China has hinted at a shift in how it will pursue its signature Belt and Road Initiative (BRI) amid growing concerns about debt repayments from many partner countries because of the coronavirus (COVID-19) pandemic.
“We will focus on quality in the joint pursuit of the BRI”, said the annual government work report delivered on Friday by China’s Premier Li Keqiang at the start of the National People’s Congress (NPC), or Parliament.
Since 2018, the BRI has had a dedicated sub-section in the NPC report, which is China’s most important policy document. The BRI was written into the Communist Party of China’s Constitution in 2017, underlining its special status.
The report in 2018 did not mention “quality”, merely saying China “will promote the joint pursuit of the BRI”. It also mentioned then China would seek to advance infrastructure connectivity, which was omitted this year.
The NPC report is usually carefully assessed to garner changes in emphasis in Chinese policymaking. The report this year said China would focus on “achieving shared growth through consultation and collaboration” and would “work with BRI partners for mutually beneficial outcomes”.
In recent weeks, China has faced calls from countries in Asia and Africa to delay or waive debt repayments.

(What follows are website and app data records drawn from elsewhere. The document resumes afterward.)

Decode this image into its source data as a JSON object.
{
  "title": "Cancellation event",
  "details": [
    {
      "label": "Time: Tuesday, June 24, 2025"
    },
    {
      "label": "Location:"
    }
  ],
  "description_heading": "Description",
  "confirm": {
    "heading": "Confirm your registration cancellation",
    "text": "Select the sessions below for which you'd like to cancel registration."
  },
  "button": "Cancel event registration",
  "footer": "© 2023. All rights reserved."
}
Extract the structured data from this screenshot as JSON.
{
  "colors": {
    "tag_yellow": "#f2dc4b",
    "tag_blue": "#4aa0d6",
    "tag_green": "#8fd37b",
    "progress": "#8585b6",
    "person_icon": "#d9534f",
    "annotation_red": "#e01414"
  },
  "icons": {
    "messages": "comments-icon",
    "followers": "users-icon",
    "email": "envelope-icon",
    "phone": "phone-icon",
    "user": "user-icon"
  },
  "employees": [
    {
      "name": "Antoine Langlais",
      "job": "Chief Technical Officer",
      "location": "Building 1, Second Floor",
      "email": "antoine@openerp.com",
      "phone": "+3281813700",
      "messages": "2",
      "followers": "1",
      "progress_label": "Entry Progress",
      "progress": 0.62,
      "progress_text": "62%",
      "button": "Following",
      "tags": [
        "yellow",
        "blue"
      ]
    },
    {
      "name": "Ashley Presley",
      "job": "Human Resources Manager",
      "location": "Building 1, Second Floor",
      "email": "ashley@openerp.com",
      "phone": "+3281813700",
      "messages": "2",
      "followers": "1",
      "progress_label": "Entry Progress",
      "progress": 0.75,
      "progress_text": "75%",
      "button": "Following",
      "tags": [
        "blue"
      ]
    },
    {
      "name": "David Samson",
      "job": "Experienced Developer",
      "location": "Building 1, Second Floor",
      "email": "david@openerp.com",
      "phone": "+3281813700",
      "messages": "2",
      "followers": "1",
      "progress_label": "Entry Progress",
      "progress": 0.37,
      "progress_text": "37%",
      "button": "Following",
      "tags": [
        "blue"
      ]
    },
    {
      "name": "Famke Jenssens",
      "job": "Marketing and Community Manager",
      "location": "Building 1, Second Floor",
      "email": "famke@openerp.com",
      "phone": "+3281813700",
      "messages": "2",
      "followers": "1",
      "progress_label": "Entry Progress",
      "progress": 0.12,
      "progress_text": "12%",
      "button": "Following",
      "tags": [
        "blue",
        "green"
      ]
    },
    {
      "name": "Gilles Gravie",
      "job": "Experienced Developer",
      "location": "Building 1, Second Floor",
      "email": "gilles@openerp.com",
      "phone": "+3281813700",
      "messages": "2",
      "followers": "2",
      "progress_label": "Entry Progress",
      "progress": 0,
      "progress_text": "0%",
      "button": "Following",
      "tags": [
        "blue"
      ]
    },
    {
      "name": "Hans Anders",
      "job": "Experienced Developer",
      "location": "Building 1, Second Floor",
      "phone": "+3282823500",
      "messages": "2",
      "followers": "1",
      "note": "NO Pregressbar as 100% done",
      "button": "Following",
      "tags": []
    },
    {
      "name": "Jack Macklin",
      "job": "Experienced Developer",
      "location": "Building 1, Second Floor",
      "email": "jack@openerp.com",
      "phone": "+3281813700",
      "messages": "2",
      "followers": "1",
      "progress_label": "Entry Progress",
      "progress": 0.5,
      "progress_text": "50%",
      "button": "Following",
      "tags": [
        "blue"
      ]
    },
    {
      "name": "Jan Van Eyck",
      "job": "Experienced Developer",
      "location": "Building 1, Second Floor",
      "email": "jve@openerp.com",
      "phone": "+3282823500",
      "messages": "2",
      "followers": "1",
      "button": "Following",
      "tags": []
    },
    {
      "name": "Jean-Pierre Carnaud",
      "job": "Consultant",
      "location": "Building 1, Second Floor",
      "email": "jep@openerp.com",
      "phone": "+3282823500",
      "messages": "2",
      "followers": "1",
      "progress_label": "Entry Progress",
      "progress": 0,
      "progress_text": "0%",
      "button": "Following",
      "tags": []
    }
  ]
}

Song Wei, deputy director at the Ministry of Commerce’s Chinese Academy of International Trade and Economic Cooperation, acknowledged last month that China was weighing how to respond to such calls.
“What China could do to help is bring projects funded by loans back to life and realise sustainable profits, instead of measures as simple as offering write-offs,” he said in an article in the Communist Party-run Global Times. “As always, China is open to talk with debtors on the basis of equality and mutual benefit.”
Mr. Song noted that China’s financial assistance included grants, interest-free loans and preferential loans. “Interest-free loans which are offered by the Chinese government are applicable for debt relief,” he said. “The preferential loans are not applicable for debt relief and are more complex with regards to any difficult debt problems.
Simply waiving debtors’ obligations as some countries or organizations have called for is not going to be effective as a solution. If any debtors encounter difficulties to pay on time, there may be tailored plans including rescheduling or China increasing funding to help related projects resume operation and return profits.”
He suggested repayments could be solved “by multiple financial or other approaches, such as China adding grants to help bring projects back to life, conducting debt-to-equity swaps, or hiring Chinese firms to assist operation”.
According to AidData, a research lab at the College of William & Mary, China’s grants and loans totalled $354.4 billion between 2000 and 2014, of which 23% was grants while the rest were commercial loans at market or close-to-market rates.
The world’s debt to China grew 10 times between 2000 and 2017, with developing countries owing $380 billion to China, the Kiel Institute for the World Economy in Germany said in a report last year.